Each entry is to be output as written, so that none is missing.

Material for this exercise section start

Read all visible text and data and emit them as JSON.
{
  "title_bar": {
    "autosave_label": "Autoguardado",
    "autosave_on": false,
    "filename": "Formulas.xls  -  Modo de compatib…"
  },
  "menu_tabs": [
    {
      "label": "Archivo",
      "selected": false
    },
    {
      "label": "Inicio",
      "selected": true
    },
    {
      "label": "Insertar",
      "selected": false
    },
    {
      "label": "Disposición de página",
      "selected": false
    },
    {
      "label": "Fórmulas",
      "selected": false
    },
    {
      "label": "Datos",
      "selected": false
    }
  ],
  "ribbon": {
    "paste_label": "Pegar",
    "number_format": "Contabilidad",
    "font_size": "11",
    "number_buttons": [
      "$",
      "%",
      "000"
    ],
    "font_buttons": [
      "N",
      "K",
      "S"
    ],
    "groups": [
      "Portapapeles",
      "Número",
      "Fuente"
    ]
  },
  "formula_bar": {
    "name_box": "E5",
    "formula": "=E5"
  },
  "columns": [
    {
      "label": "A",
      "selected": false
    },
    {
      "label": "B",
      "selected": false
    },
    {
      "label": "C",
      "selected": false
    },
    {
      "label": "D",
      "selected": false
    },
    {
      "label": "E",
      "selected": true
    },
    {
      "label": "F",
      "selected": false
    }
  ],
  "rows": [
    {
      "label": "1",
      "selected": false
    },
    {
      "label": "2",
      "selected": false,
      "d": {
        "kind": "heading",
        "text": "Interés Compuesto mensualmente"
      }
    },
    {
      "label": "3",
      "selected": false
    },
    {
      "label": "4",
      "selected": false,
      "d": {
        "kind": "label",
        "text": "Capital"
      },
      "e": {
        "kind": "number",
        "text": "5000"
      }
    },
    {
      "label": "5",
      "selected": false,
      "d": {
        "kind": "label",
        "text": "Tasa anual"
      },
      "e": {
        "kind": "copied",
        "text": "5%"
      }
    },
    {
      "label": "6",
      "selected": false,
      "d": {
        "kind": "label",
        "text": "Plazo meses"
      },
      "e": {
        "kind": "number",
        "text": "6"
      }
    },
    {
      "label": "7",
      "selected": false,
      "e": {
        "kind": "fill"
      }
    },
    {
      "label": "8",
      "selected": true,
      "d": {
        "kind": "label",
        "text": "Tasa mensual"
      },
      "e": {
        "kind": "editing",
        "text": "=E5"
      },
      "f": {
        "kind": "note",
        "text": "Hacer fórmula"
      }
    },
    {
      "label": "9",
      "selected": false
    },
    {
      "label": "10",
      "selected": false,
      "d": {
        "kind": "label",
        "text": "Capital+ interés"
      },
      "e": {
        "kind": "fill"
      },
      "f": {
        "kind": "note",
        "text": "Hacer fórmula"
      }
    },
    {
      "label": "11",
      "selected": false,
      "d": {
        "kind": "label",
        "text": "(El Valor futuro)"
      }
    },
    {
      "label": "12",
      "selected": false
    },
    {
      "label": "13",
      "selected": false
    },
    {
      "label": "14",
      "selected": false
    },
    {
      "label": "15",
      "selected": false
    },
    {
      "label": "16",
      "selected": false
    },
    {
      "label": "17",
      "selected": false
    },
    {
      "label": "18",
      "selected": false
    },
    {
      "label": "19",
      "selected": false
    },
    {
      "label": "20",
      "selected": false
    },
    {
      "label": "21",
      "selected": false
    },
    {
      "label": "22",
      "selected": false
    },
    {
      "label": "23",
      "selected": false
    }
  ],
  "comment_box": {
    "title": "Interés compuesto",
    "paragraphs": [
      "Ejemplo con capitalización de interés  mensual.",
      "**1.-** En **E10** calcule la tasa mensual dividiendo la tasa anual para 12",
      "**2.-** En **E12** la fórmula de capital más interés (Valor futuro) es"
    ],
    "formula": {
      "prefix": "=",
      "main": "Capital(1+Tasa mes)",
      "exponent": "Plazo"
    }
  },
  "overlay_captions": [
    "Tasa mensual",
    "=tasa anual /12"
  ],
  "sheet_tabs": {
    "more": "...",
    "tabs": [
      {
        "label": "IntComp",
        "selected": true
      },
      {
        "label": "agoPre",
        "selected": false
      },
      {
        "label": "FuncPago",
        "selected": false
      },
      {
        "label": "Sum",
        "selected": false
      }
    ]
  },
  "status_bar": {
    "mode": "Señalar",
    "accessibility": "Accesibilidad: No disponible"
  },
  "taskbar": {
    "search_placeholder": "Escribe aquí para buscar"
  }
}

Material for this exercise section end

▶ _Output of the task_
Read all visible text and data and emit them as JSON.
{
  "title_bar": {
    "autosave_label": "Autoguardado",
    "autosave_on": false,
    "filename": "Formulas.xls  -  Modo de compatib…"
  },
  "menu_tabs": [
    {
      "label": "Archivo",
      "selected": false
    },
    {
      "label": "Inicio",
      "selected": true
    },
    {
      "label": "Insertar",
      "selected": false
    },
    {
      "label": "Disposición de página",
      "selected": false
    },
    {
      "label": "Fórmulas",
      "selected": false
    },
    {
      "label": "Datos",
      "selected": false
    }
  ],
  "ribbon": {
    "paste_label": "Pegar",
    "number_format": "Contabilidad",
    "font_size": "11",
    "number_buttons": [
      "$",
      "%",
      "000"
    ],
    "font_buttons": [
      "N",
      "K",
      "S"
    ],
    "groups": [
      "Portapapeles",
      "Número",
      "Fuente"
    ]
  },
  "formula_bar": {
    "name_box": "E5",
    "formula": "=E5"
  },
  "columns": [
    {
      "label": "A",
      "selected": false
    },
    {
      "label": "B",
      "selected": false
    },
    {
      "label": "C",
      "selected": false
    },
    {
      "label": "D",
      "selected": false
    },
    {
      "label": "E",
      "selected": true
    },
    {
      "label": "F",
      "selected": false
    }
  ],
  "rows": [
    {
      "label": "1",
      "selected": false
    },
    {
      "label": "2",
      "selected": false,
      "d": {
        "kind": "heading",
        "text": "Interés Compuesto mensualmente"
      }
    },
    {
      "label": "3",
      "selected": false
    },
    {
      "label": "4",
      "selected": false,
      "d": {
        "kind": "label",
        "text": "Capital"
      },
      "e": {
        "kind": "number",
        "text": "5000"
      }
    },
    {
      "label": "5",
      "selected": false,
      "d": {
        "kind": "label",
        "text": "Tasa anual"
      },
      "e": {
        "kind": "copied",
        "text": "5%"
      }
    },
    {
      "label": "6",
      "selected": false,
      "d": {
        "kind": "label",
        "text": "Plazo meses"
      },
      "e": {
        "kind": "number",
        "text": "6"
      }
    },
    {
      "label": "7",
      "selected": false,
      "e": {
        "kind": "fill"
      }
    },
    {
      "label": "8",
      "selected": true,
      "d": {
        "kind": "label",
        "text": "Tasa mensual"
      },
      "e": {
        "kind": "editing",
        "text": "=E5"
      },
      "f": {
        "kind": "note",
        "text": "Hacer fórmula"
      }
    },
    {
      "label": "9",
      "selected": false
    },
    {
      "label": "10",
      "selected": false,
      "d": {
        "kind": "label",
        "text": "Capital+ interés"
      },
      "e": {
        "kind": "fill"
      },
      "f": {
        "kind": "note",
        "text": "Hacer fórmula"
      }
    },
    {
      "label": "11",
      "selected": false,
      "d": {
        "kind": "label",
        "text": "(El Valor futuro)"
      }
    },
    {
      "label": "12",
      "selected": false
    },
    {
      "label": "13",
      "selected": false
    },
    {
      "label": "14",
      "selected": false
    },
    {
      "label": "15",
      "selected": false
    },
    {
      "label": "16",
      "selected": false
    },
    {
      "label": "17",
      "selected": false
    },
    {
      "label": "18",
      "selected": false
    },
    {
      "label": "19",
      "selected": false
    },
    {
      "label": "20",
      "selected": false
    },
    {
      "label": "21",
      "selected": false
    },
    {
      "label": "22",
      "selected": false
    },
    {
      "label": "23",
      "selected": false
    }
  ],
  "comment_box": {
    "title": "Interés compuesto",
    "paragraphs": [
      "Ejemplo con capitalización de interés  mensual.",
      "**1.-** En **E10** calcule la tasa mensual dividiendo la tasa anual para 12",
      "**2.-** En **E12** la fórmula de capital más interés (Valor futuro) es"
    ],
    "formula": {
      "prefix": "=",
      "main": "Capital(1+Tasa mes)",
      "exponent": "Plazo"
    }
  },
  "overlay_captions": [
    "Tasa mensual",
    "=tasa anual /12"
  ],
  "sheet_tabs": {
    "more": "...",
    "tabs": [
      {
        "label": "IntComp",
        "selected": true
      },
      {
        "label": "agoPre",
        "selected": false
      },
      {
        "label": "FuncPago",
        "selected": false
      },
      {
        "label": "Sum",
        "selected": false
      }
    ]
  },
  "status_bar": {
    "mode": "Señalar",
    "accessibility": "Accesibilidad: No disponible"
  },
  "taskbar": {
    "search_placeholder": "Escribe aquí para buscar"
  }
}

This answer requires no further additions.